EIDR APM: Five-Year Update on 2030 Vision Provided

At the May 7 EIDR Annual Participant Meeting in Culver City, Calif., Mark Turner, program director of production technology for MovieLabs, provided an update on the state of the MovieLabs 2030 vision.

In 2019, studios put their heads together around the cloud, security, and emerging technologies “and it was clear the studios were in different places, and if the studios are in different places, it’s hard for the vendor community to keep up,” Turner said. That resulted in the publication of a 10-year vision for the industry and, while not so much a prediction of the future of media and entertainment, it’s definitely served as a guidepost for where Hollywood wants to be.

“The whole industry went ‘Thank God for that, that’s what we needed,’” Turner said. “This is what we want, and we’ve got 10 years of roadmap to work on it.”

Five years on, and the industry is still using the 2030 vision paper, trying to figure out the fundamental inefficiencies in the industry that weren’t addressed with the shift from analog to digital, or the adoption of non-linear editing.

“You can do some things [today, outlined in the 2030 vision] no doubt about it,” Turner said. “But what we were talking about [when it published] was wholesale changes to the industry, and we’re a long way from that.”

For example, every production line remains different, and that is inefficient, Turner said. Content still gets made, but looking at how it’s produced, there are better ways to do things identified all the time. “This isn’t just about movies … the 2030 vision was meant to apply to broadcast content, YouTube videos, films,” Turner said. “It’s efficiency for everyone.”

The overarching idea behind the MovieLabs 2030 vision in the entertainment sector is identifying forward-looking strategies that drive innovation, and reshape content creation, distribution, and audience engagement.
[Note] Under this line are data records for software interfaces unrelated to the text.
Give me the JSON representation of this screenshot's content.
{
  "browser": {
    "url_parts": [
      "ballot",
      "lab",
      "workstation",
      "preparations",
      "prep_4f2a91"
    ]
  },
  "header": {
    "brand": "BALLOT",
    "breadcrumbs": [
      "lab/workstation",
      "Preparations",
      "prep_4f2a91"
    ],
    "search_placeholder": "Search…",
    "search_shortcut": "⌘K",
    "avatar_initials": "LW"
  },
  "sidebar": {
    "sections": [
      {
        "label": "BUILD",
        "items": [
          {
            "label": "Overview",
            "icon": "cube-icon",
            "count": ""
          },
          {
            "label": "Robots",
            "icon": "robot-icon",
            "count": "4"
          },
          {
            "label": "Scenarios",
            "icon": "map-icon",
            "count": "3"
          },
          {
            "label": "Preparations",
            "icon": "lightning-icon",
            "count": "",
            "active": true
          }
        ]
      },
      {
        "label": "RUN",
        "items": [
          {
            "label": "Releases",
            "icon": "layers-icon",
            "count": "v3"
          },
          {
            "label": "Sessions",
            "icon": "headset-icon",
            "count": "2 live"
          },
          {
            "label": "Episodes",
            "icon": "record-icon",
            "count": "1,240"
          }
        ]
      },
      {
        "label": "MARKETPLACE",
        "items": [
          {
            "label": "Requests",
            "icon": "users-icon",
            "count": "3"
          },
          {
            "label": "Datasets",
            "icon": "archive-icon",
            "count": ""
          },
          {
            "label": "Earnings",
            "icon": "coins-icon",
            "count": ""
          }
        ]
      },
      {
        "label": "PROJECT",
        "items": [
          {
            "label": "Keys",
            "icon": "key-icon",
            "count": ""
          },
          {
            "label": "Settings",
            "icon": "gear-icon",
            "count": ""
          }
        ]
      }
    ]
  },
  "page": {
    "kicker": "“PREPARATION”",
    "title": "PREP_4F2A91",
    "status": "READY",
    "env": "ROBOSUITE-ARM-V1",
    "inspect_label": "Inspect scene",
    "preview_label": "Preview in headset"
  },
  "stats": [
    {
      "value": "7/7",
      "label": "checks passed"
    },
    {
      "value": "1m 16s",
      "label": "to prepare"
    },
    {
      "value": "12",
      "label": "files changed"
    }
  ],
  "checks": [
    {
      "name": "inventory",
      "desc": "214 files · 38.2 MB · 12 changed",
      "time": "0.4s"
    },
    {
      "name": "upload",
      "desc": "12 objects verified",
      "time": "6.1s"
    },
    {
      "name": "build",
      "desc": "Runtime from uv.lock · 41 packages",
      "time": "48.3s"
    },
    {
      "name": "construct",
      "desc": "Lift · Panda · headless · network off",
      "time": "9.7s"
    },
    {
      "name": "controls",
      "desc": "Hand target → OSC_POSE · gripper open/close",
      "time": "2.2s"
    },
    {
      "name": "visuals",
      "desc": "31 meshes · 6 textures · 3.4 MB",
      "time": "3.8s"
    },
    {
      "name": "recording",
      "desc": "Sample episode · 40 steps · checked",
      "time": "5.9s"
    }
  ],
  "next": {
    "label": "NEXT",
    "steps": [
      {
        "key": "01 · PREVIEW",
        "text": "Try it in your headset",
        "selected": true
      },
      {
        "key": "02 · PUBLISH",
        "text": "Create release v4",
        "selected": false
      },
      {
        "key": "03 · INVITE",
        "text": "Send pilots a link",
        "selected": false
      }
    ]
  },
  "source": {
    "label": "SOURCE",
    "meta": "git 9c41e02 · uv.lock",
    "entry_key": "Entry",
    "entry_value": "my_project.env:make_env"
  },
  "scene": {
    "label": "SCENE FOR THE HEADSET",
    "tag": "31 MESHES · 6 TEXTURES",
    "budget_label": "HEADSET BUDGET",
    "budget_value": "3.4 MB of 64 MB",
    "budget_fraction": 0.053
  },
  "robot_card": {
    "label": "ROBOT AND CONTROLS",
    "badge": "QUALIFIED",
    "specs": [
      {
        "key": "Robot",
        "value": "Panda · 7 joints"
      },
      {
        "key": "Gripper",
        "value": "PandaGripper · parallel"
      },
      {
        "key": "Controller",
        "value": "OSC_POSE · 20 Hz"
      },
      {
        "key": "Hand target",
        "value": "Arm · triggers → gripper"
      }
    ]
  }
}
EIDR fits into the MovieLabs vision — after all, it was a team at MovieLabs that got EIDR off the ground — perfectly. “Agreeing on a way of doing things, best practices, is part … of the framework, an agreed way that we’re all going to do this,” Turner said. “We’re all in for that. The 2030 vision is [all for] interoperability, because that’s one of our big problems.” The media and entertainment world would be better served if more things like EIDR existed … think one agreed-upon file format for video.

“That’s what we’re trying to fix, so we can create software-defined workflows,” Turner said.

To listed to the full EIDR APM MovieLabs 2030 discussion, click here.